State governments across the U.S have been experiencing the pressures of huge budget deficits caused by dwindling tax revenues and systemic spending problems. As a result, millions of dollars in state aid directed to K-12 public schools have been slashed. The consequence is difficult spending cut decisions that land on school boards. Extracurricular activities can be one of the first areas cut, but it can also be a sensitive and tricky form of saving district money. Almost every school in the U.S. offers an array of extracurricular activities that students can par take in, encompassing interests from sports, music and hobbies. These clubs can offer students with an increased feeling of individual and group responsibility, physical strength and endurance, competition, accomplishment and sense of community connection. However, not all clubs are equal in enrollment, cost to maintain, or popularity. Activities such as football and drama attract more students, but can also account for the highest stipends that teachers can earn. Generally, teachers are offered additional pay to their teaching salaries to instruct after school clubs based on their type, meeting frequency and professional experience in running the club.
The most popular clubs are: sports, the performing arts and academic clubs; with vocational, honor societies, publications and hobbies accounting for the remaining club participation. According to a recent national survey, 79% of America’s middle and high school students regularly participate in activities both after school and on weekends, and 57% have some kind of non-school activity nearly every day.
With the cap on school taxes, and reductions in state funding, many districts are having difficult times maintaining a budget that can cover all the stipends a school would ideally like to have. At Board meetings, especially during the budget season, District members express concern as to possible cuts of clubs when voting on their local school budgets. It is important that school districts demonstrate that the programs and funds are well managed. Districts can take steps to ensure that funds allocated to extracurricular activities are properly controlled and being directed appropriately.
As part of our testing as internal auditors, we verify that stipend payments are correct as per the district’s contract. We encourage districts to perform their own internal assessment. Some good controls we expect to see is evidence that the:
- Board appointment specifying the employee has been approved to perform this position.
- Clubs are keeping records of attendance. This can be accomplished by the club advisor maintaining attendance records at each meeting. Each school should have a list of the current clubs, the advisor(s) assigned, and the frequency of meetings. In addition, a timesheet should be completed by the employee that indicates the dates the advisor met with the club. The timesheet should be reviewed and approved by the employee’s supervisor/building principal.
- Payroll department properly paid the club advisor. The payroll clerk should indicate their review on the timesheet submitted. Periodically, a summary payroll transaction report can be run throughout the year to verify payments are being made to the correct account codes.
Districts should make sure that annual board approval procedures are in place for new and sustaining club formation and to select their respective advisors. The compensation amount paid to the advisors directing these activities are negotiated agreements with the district and respective Teachers Associations, which takes into consideration different aspects of the club and advisor. In some districts, each activity is assigned a code and tier (i.e. step) with the pay associated based on certain years of service with a specific club. School districts should make sure that teachers are earning the correct wage given the exact dimensions of the position and ensure that the stipend is noted in the teachers’ contract as well as on the personnel schedule approved by the Board. Controls over approval and recording of stipend amounts can help decrease incorrect payments made.

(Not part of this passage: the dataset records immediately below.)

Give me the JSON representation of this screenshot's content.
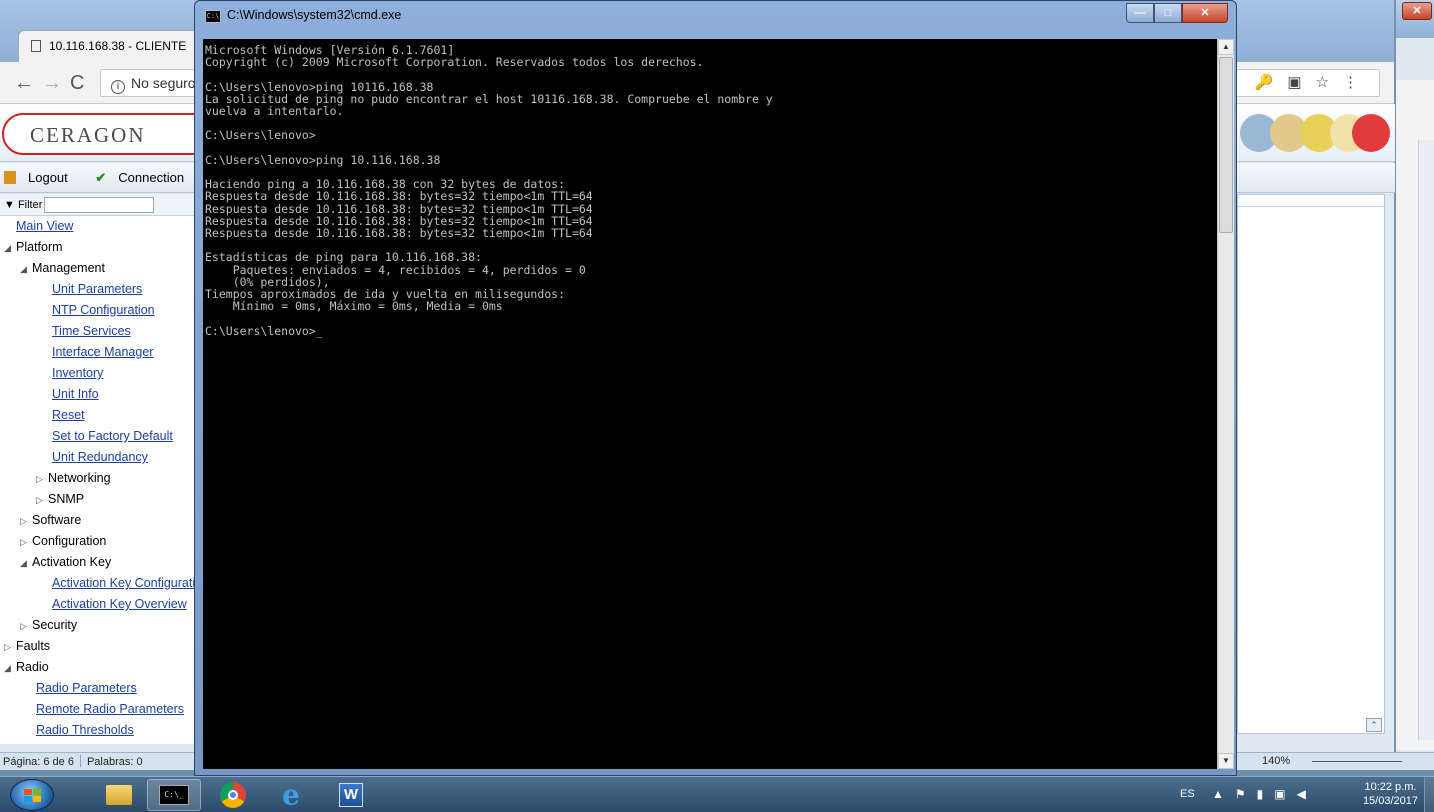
{
  "browser": {
    "tab_title": "10.116.168.38 - CLIENTE",
    "address_text": "No seguro",
    "logo_text": "CERAGON",
    "menu": {
      "logout": "Logout",
      "connection": "Connection"
    },
    "filter_label": "▼ Filter",
    "tree": [
      {
        "label": "Main View",
        "indent": 0,
        "link": true,
        "arrow": ""
      },
      {
        "label": "Platform",
        "indent": 0,
        "link": false,
        "arrow": "◢"
      },
      {
        "label": "Management",
        "indent": 1,
        "link": false,
        "arrow": "◢"
      },
      {
        "label": "Unit Parameters",
        "indent": 2,
        "link": true,
        "arrow": ""
      },
      {
        "label": "NTP Configuration",
        "indent": 2,
        "link": true,
        "arrow": ""
      },
      {
        "label": "Time Services",
        "indent": 2,
        "link": true,
        "arrow": ""
      },
      {
        "label": "Interface Manager",
        "indent": 2,
        "link": true,
        "arrow": ""
      },
      {
        "label": "Inventory",
        "indent": 2,
        "link": true,
        "arrow": ""
      },
      {
        "label": "Unit Info",
        "indent": 2,
        "link": true,
        "arrow": ""
      },
      {
        "label": "Reset",
        "indent": 2,
        "link": true,
        "arrow": ""
      },
      {
        "label": "Set to Factory Default",
        "indent": 2,
        "link": true,
        "arrow": ""
      },
      {
        "label": "Unit Redundancy",
        "indent": 2,
        "link": true,
        "arrow": ""
      },
      {
        "label": "Networking",
        "indent": 2,
        "link": false,
        "arrow": "▷"
      },
      {
        "label": "SNMP",
        "indent": 2,
        "link": false,
        "arrow": "▷"
      },
      {
        "label": "Software",
        "indent": 1,
        "link": false,
        "arrow": "▷"
      },
      {
        "label": "Configuration",
        "indent": 1,
        "link": false,
        "arrow": "▷"
      },
      {
        "label": "Activation Key",
        "indent": 1,
        "link": false,
        "arrow": "◢"
      },
      {
        "label": "Activation Key Configuration",
        "indent": 2,
        "link": true,
        "arrow": ""
      },
      {
        "label": "Activation Key Overview",
        "indent": 2,
        "link": true,
        "arrow": ""
      },
      {
        "label": "Security",
        "indent": 1,
        "link": false,
        "arrow": "▷"
      },
      {
        "label": "Faults",
        "indent": 0,
        "link": false,
        "arrow": "▷"
      },
      {
        "label": "Radio",
        "indent": 0,
        "link": false,
        "arrow": "◢"
      },
      {
        "label": "Radio Parameters",
        "indent": 1,
        "link": true,
        "arrow": ""
      },
      {
        "label": "Remote Radio Parameters",
        "indent": 1,
        "link": true,
        "arrow": ""
      },
      {
        "label": "Radio Thresholds",
        "indent": 1,
        "link": true,
        "arrow": ""
      }
    ],
    "header_dot_colors": [
      "#9ab7d6",
      "#e0c98a",
      "#e8d05a",
      "#f1e3a8",
      "#e23b3b"
    ]
  },
  "cmd": {
    "title": "C:\\Windows\\system32\\cmd.exe",
    "output": "Microsoft Windows [Versión 6.1.7601]\nCopyright (c) 2009 Microsoft Corporation. Reservados todos los derechos.\n\nC:\\Users\\lenovo>ping 10116.168.38\nLa solicitud de ping no pudo encontrar el host 10116.168.38. Compruebe el nombre y\nvuelva a intentarlo.\n\nC:\\Users\\lenovo>\n\nC:\\Users\\lenovo>ping 10.116.168.38\n\nHaciendo ping a 10.116.168.38 con 32 bytes de datos:\nRespuesta desde 10.116.168.38: bytes=32 tiempo<1m TTL=64\nRespuesta desde 10.116.168.38: bytes=32 tiempo<1m TTL=64\nRespuesta desde 10.116.168.38: bytes=32 tiempo<1m TTL=64\nRespuesta desde 10.116.168.38: bytes=32 tiempo<1m TTL=64\n\nEstadísticas de ping para 10.116.168.38:\n    Paquetes: enviados = 4, recibidos = 4, perdidos = 0\n    (0% perdidos),\nTiempos aproximados de ida y vuelta en milisegundos:\n    Mínimo = 0ms, Máximo = 0ms, Media = 0ms\n\nC:\\Users\\lenovo>_",
    "buttons": {
      "minimize": "—",
      "maximize": "□",
      "close": "✕"
    }
  },
  "word_status": {
    "page": "Página: 6 de 6",
    "words": "Palabras: 0",
    "zoom": "140%"
  },
  "taskbar": {
    "lang": "ES",
    "time": "10:22 p.m.",
    "date": "15/03/2017",
    "cmd_label": "C:\\_"
  }
}
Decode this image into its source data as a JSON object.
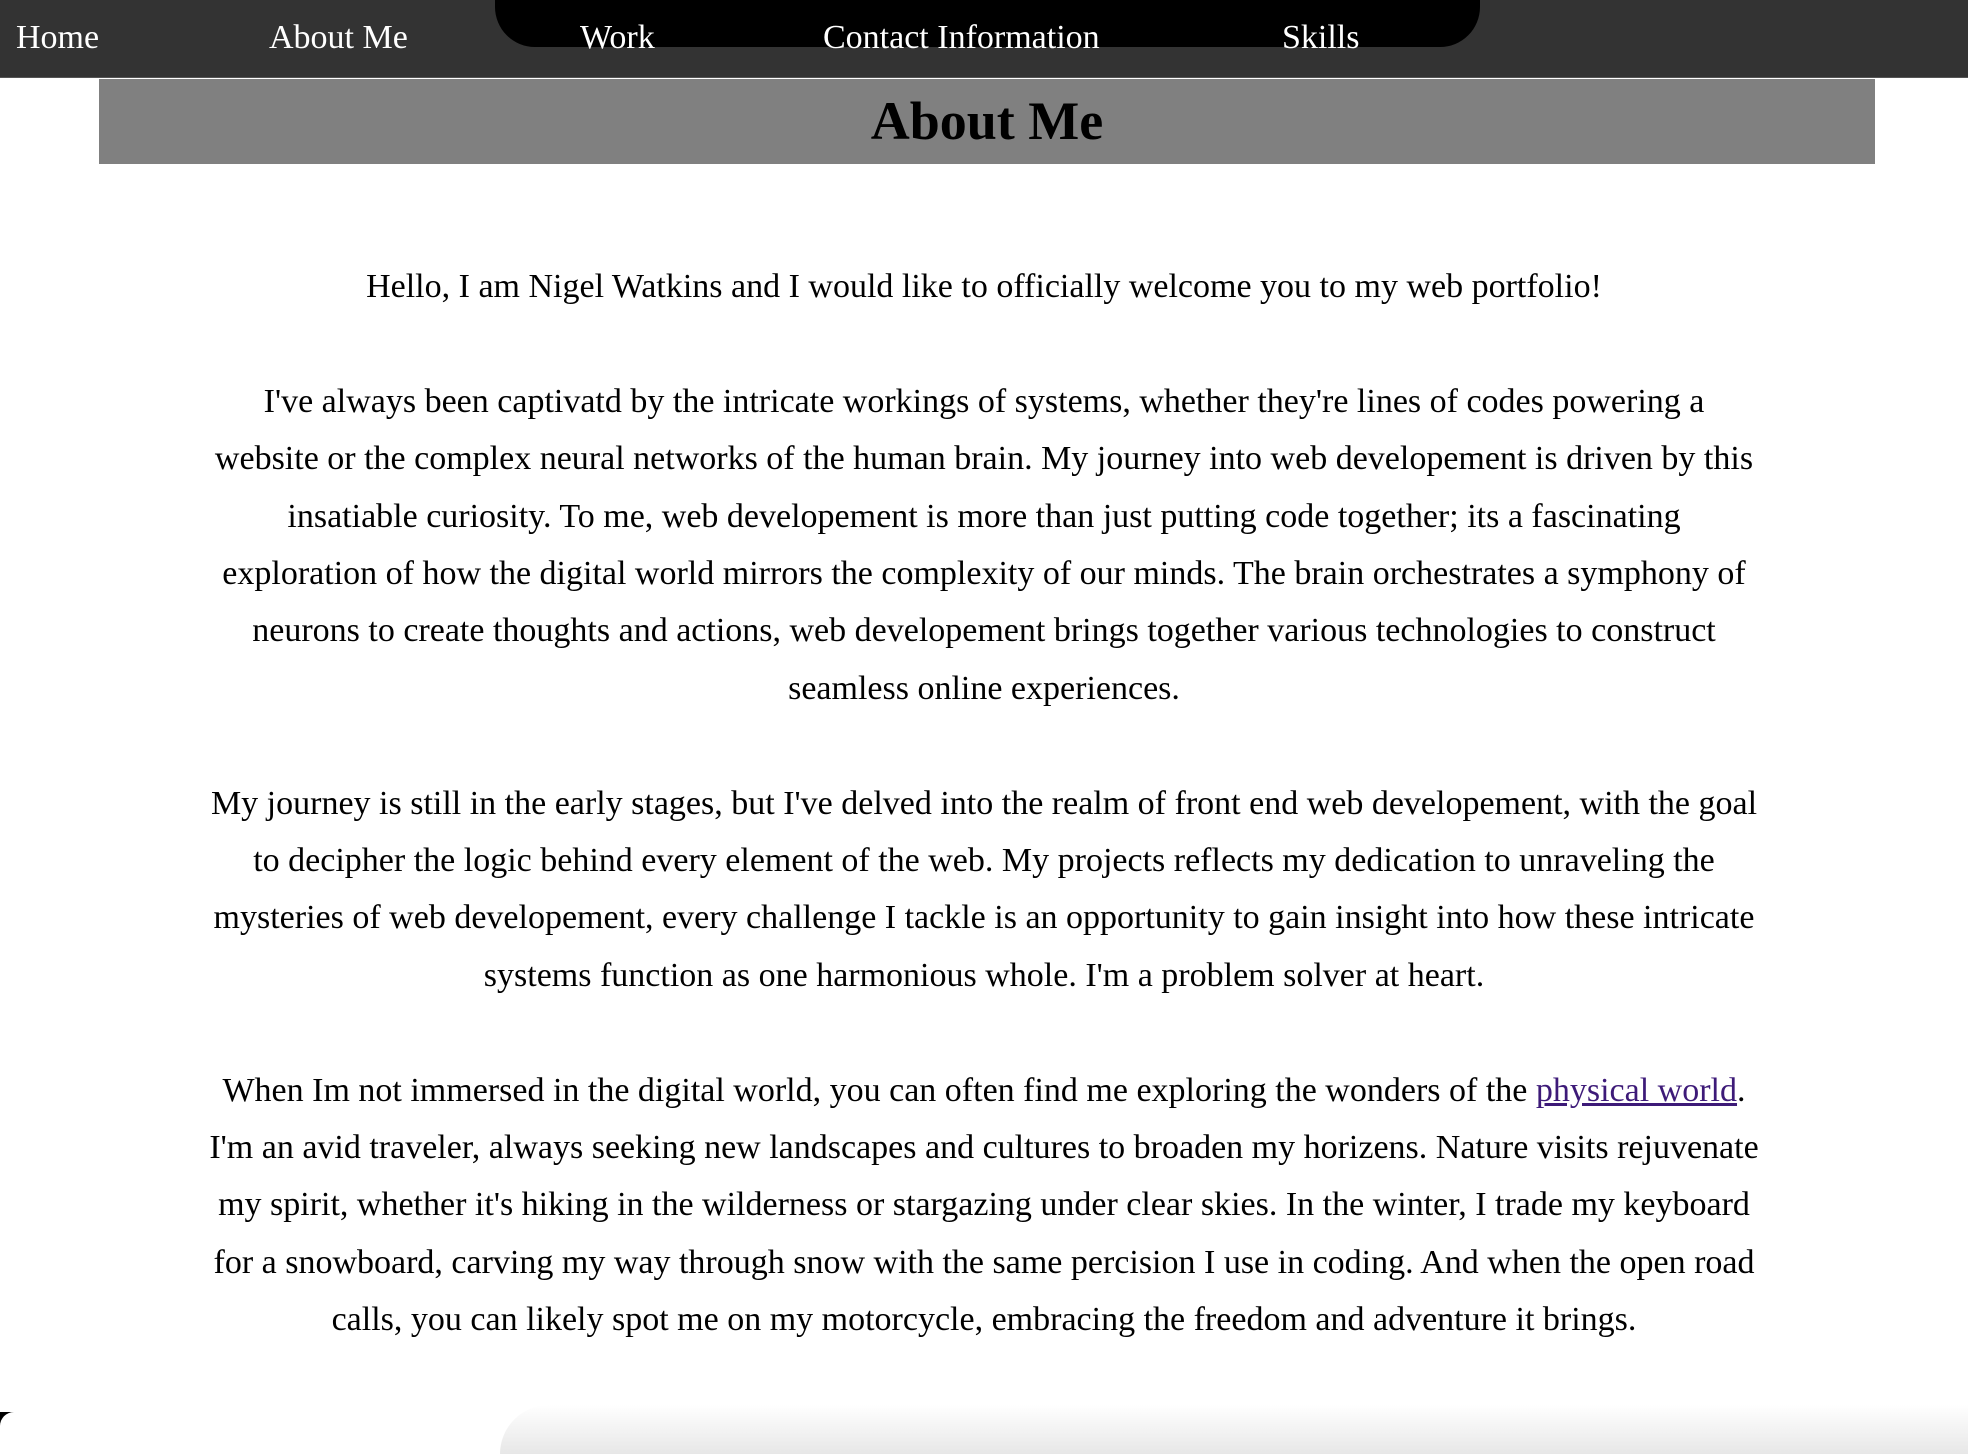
{
  "nav": {
    "items": [
      {
        "label": "Home"
      },
      {
        "label": "About Me"
      },
      {
        "label": "Work"
      },
      {
        "label": "Contact Information"
      },
      {
        "label": "Skills"
      }
    ]
  },
  "header": {
    "title": "About Me"
  },
  "content": {
    "intro": "Hello, I am Nigel Watkins and I would like to officially welcome you to my web portfolio!",
    "paragraph1": "I've always been captivatd by the intricate workings of systems, whether they're lines of codes powering a website or the complex neural networks of the human brain. My journey into web developement is driven by this insatiable curiosity. To me, web developement is more than just putting code together; its a fascinating exploration of how the digital world mirrors the complexity of our minds. The brain orchestrates a symphony of neurons to create thoughts and actions, web developement brings together various technologies to construct seamless online experiences.",
    "paragraph2": "My journey is still in the early stages, but I've delved into the realm of front end web developement, with the goal to decipher the logic behind every element of the web. My projects reflects my dedication to unraveling the mysteries of web developement, every challenge I tackle is an opportunity to gain insight into how these intricate systems function as one harmonious whole. I'm a problem solver at heart.",
    "paragraph3": {
      "before": "When Im not immersed in the digital world, you can often find me exploring the wonders of the ",
      "link": "physical world",
      "after": ". I'm an avid traveler, always seeking new landscapes and cultures to broaden my horizens. Nature visits rejuvenate my spirit, whether it's hiking in the wilderness or stargazing under clear skies. In the winter, I trade my keyboard for a snowboard, carving my way through snow with the same percision I use in coding. And when the open road calls, you can likely spot me on my motorcycle, embracing the freedom and adventure it brings."
    }
  },
  "colors": {
    "navbar": "#333333",
    "nav_pill": "#000000",
    "header_band": "#808080",
    "link_visited": "#3d1a78"
  }
}
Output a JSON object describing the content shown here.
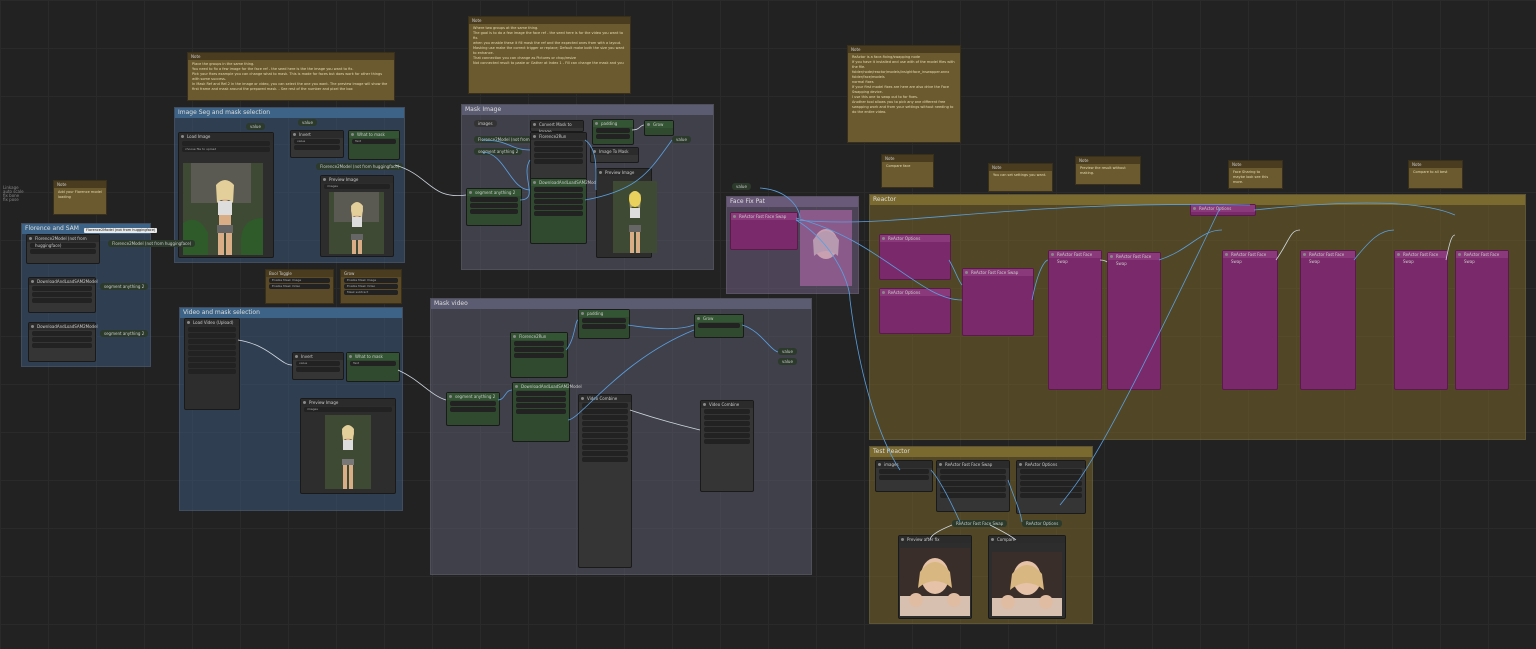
{
  "groups": {
    "image_mask_selection": "Image Seg and mask selection",
    "mask_image": "Mask Image",
    "face_fix": "Face Fix Pat",
    "reactor": "Reactor",
    "florence_sam": "Florence and SAM",
    "video_mask_selection": "Video and mask selection",
    "mask_video": "Mask video",
    "test_reactor": "Test Reactor"
  },
  "notes": {
    "title": "Note",
    "left_small": "Add your Florence model loading",
    "image_seg": "Place the groups in the same thing.\nYou need to fix a few image for the face ref - the seed here is the the image you want to fix.\nPick your fixes example you can change what to mask. This is made for faces but does work for other things with some success.\nIn Mask Ref and Ref-2 in the image or video, you can select the one you want. The preview image will show the first frame and mask around the prepared mask. - See rest of the number and pixel the box",
    "mask_image": "Where two groups at the same thing.\nThe goal is to do a few image the face ref - the seed here is for the video you want to fix.\nwhen you enable these it fill mask the ref and the expected ones from with a layout.\nMasking use make the correct trigger or replace; Default make both the size you want to enhance.\nThat connection you can change as Pictures or chop/resize\nNot connected result to paste or Gather at Index 1 - Fill can change the mask and you",
    "right_large": "ReActor is a face-fixing/swapping node\nIf you have it installed and use with of the model files with the file.\nfolder/node/reactor/models/insightface_inswapper.onnx\nfolder/face/models\nnormal fixes\nIf your first model fixes are here are also drive the Face Swapping device.\nI use this one to swap out to for fixes.\nAnother tool allows you to pick any one different free swapping work and from your settings without needing to do the entire video.",
    "r1": "Compare face",
    "r2": "You can set settings you want.",
    "r3": "Preview the result without making.",
    "r4": "Face Sharing to\nmaybe look see this more.",
    "r5": "Compare to all best"
  },
  "nodes": {
    "load_image": "Load Image",
    "choose_file": "choose file to upload",
    "preview_image": "Preview Image",
    "images": "images",
    "invert": "Invert",
    "value": "value",
    "what_mask": "What to mask",
    "text": "Text",
    "florence": "Florence2Model (not from huggingface)",
    "florence_run": "Florence2Run",
    "segment": "segment anything 2",
    "download_sam": "DownloadAndLoadSAM2Model",
    "load_video": "Load Video (Upload)",
    "video_combine": "Video Combine",
    "convert_mask": "Convert Mask to Image",
    "padding": "padding",
    "grow": "Grow",
    "image_to_mask": "Image To Mask",
    "bool_toggle": "Bool Toggle",
    "mask_sub": "Mask subtract",
    "reactor_face_swap": "ReActor Fast Face Swap",
    "reactor_options": "ReActor Options",
    "preview_after": "Preview after fix",
    "compare": "Compare",
    "enable_mask": "Enable Mask Image",
    "enable_video": "Enable Mask Video"
  },
  "tiny_labels": {
    "left_text": "Linkage\nauto scale\nfix bone\nfix pose"
  },
  "colors": {
    "wire_blue": "#5aa0e0",
    "wire_white": "#cfd8e0",
    "wire_green": "#7ad07a",
    "accent_magenta": "#a03a90"
  }
}
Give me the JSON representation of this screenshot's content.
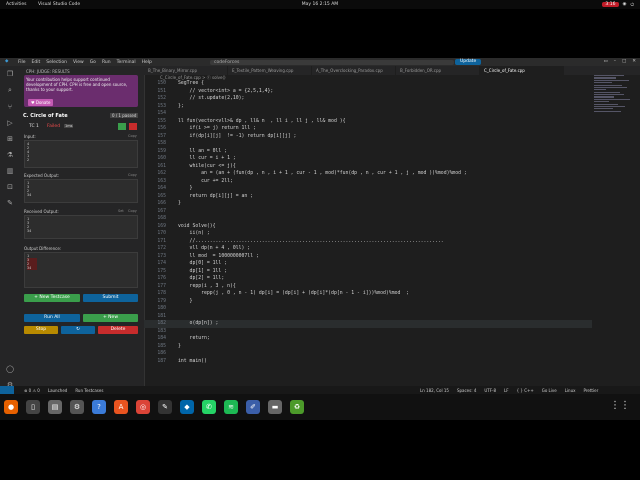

Club advisors should be required to document their activities to ensure student participation is at adequate levels and meetings are held regularly. Attendance should be taken and recorded in a consistent manner using signature sheets or indicating presence on a class roster, with the club name and date indicated. An additional control would include recording minutes of the meetings. These documents will help reflect actual frequency of activities and participation and can be used to adjust stipends structure (i.e. to a per-session basis) accordingly if found suitable.
With the cost of advisors, transportation and maintaining club equipment creeping up, districts are forced to look deeper into what extracurricular activities their district is to offer for the upcoming year. Ensuring that you are making accurate stipend payments is critical to managing district funds. Additionally, school districts may want to place emphasis on evaluating their current club participation in order to continue offering activities that provide students the most value, staying within available funding restrictions.
Shari Diamond, CIA
Shari has been with Cerini & Associates, LLP since 2008 where she works primarily with the firm’s school district clients providing internal audit and claims audit services. She has over twenty years’ experience performing internal audits, risk assessments, and compliance reviews, as well as recommending processes to strengthen the internal controls environment while increasing efficiencies. Her prior experience at PWC and Northrop Grumman included performing Information Technology audits.